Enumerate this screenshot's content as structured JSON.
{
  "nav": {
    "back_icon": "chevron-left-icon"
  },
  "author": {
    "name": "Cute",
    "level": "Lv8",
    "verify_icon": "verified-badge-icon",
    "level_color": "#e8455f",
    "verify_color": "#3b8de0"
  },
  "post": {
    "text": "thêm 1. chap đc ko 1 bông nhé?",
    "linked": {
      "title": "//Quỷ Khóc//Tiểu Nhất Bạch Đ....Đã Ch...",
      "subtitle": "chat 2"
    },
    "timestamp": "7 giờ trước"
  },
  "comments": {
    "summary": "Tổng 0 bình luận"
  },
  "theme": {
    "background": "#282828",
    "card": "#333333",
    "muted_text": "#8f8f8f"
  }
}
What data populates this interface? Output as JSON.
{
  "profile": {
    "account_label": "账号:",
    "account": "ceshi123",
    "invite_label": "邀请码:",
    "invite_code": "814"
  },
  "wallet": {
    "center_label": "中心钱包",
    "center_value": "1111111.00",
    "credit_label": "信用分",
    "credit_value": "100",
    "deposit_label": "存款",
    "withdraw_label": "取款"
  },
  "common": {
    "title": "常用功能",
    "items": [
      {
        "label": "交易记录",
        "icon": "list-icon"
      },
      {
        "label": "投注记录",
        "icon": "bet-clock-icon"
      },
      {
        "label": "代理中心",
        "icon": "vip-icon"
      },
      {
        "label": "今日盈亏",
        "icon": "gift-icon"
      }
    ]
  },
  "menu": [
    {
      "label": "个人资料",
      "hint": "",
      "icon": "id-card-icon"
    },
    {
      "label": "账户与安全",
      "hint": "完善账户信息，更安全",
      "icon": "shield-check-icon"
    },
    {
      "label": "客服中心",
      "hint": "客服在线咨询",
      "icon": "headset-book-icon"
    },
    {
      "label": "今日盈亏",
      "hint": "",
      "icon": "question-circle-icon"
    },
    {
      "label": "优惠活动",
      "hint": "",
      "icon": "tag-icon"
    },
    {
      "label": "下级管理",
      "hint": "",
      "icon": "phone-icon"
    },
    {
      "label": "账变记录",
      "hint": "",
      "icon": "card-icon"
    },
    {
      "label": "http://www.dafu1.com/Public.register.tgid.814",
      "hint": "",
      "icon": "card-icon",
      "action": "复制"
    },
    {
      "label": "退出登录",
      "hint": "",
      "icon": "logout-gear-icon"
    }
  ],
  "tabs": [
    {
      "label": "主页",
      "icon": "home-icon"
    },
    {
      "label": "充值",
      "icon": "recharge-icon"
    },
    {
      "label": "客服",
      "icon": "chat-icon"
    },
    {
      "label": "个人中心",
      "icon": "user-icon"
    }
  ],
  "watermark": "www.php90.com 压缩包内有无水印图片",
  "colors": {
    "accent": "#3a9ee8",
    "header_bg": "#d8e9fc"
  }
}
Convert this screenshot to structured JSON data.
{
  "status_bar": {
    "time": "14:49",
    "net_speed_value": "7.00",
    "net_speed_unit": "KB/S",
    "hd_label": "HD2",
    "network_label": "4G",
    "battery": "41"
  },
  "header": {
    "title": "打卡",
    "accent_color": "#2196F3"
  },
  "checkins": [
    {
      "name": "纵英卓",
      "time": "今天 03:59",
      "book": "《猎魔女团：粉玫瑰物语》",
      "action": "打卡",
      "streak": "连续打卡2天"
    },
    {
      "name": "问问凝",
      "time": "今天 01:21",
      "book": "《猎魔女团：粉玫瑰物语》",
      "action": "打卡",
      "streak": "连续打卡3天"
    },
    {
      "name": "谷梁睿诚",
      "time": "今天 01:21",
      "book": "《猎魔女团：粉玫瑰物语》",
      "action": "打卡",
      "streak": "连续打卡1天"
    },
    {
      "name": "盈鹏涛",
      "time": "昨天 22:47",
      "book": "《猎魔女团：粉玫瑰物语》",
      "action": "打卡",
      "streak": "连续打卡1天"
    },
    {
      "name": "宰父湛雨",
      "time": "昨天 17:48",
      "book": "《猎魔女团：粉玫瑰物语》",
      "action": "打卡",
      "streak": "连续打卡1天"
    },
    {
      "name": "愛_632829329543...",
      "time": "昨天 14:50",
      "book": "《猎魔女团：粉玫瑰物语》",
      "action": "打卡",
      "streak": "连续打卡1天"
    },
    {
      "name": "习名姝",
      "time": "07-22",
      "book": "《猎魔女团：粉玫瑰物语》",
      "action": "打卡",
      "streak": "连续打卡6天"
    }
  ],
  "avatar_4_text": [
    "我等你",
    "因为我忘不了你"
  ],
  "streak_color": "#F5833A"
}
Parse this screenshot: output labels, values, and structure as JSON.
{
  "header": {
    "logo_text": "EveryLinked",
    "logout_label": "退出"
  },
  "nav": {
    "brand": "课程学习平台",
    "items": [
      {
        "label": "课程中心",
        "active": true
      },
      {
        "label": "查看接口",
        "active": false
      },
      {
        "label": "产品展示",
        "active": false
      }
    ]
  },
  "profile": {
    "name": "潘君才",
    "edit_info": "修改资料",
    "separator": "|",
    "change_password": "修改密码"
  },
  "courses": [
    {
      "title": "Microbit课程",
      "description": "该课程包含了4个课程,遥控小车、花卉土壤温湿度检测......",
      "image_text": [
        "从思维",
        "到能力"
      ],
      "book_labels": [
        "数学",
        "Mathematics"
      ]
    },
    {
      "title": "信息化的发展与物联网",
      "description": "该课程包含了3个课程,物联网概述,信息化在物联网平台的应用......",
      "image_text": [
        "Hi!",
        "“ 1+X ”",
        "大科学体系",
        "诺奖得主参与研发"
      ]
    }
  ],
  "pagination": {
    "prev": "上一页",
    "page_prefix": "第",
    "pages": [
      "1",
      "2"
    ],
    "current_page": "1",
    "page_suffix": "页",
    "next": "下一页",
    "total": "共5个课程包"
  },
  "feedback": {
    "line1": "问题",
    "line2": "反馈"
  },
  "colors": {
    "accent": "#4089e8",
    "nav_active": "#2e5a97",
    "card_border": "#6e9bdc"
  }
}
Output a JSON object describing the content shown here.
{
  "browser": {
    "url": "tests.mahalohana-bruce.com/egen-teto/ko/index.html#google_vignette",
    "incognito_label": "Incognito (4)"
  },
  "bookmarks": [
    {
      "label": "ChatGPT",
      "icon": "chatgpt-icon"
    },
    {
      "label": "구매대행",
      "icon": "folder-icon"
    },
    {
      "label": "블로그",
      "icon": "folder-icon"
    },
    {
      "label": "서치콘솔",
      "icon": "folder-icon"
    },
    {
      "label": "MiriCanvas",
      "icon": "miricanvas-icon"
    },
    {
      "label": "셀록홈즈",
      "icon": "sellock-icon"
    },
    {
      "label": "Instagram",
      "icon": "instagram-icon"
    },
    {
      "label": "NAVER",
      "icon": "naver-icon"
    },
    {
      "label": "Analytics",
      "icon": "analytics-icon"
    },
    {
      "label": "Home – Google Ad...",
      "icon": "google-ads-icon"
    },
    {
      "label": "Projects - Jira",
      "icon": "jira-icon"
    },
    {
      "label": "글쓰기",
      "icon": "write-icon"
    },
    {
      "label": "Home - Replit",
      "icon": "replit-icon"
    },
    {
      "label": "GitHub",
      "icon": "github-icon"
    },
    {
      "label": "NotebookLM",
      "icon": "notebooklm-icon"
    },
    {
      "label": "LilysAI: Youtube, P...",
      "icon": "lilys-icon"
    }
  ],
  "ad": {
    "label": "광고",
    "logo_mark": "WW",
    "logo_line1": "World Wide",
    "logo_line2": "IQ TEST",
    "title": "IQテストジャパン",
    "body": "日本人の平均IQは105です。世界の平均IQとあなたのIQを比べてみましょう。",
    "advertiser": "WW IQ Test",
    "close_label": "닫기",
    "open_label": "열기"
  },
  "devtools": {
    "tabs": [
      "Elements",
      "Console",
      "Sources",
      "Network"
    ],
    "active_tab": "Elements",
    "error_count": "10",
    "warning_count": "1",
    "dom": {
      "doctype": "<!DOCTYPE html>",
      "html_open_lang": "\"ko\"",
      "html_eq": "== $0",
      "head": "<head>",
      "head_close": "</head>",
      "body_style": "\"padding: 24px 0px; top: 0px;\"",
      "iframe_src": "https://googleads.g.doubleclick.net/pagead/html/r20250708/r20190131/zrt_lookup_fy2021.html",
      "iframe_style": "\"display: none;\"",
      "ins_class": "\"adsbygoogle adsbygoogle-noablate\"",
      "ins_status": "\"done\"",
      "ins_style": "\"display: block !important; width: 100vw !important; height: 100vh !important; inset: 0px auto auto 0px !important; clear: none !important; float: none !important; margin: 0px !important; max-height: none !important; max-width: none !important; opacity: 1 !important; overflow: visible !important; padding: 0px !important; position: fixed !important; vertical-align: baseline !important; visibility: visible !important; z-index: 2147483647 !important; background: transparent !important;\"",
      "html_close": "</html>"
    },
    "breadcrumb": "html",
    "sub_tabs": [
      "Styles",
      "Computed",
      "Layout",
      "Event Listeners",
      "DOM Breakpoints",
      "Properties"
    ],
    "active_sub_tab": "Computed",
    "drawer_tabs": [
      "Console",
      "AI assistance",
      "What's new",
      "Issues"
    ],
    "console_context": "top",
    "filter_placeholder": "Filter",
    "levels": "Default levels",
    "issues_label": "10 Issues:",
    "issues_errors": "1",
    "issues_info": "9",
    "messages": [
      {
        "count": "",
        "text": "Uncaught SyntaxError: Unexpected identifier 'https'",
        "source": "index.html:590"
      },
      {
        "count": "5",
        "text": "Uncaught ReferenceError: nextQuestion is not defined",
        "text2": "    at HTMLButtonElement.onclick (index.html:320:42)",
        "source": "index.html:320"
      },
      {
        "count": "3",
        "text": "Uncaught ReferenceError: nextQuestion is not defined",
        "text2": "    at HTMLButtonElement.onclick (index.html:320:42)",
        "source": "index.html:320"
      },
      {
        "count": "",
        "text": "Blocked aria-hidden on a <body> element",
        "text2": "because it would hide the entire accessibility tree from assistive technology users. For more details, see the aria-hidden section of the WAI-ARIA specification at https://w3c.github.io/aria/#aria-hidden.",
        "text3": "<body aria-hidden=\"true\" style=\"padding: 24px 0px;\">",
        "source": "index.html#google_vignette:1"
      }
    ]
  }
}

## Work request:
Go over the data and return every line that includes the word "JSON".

## Answer box:
Enumerate this screenshot's content as structured JSON.
What data populates this interface? Output as JSON.
Convert this screenshot to structured JSON data.
Parse this screenshot: output labels, values, and structure as JSON.
Output a JSON object describing the content shown here.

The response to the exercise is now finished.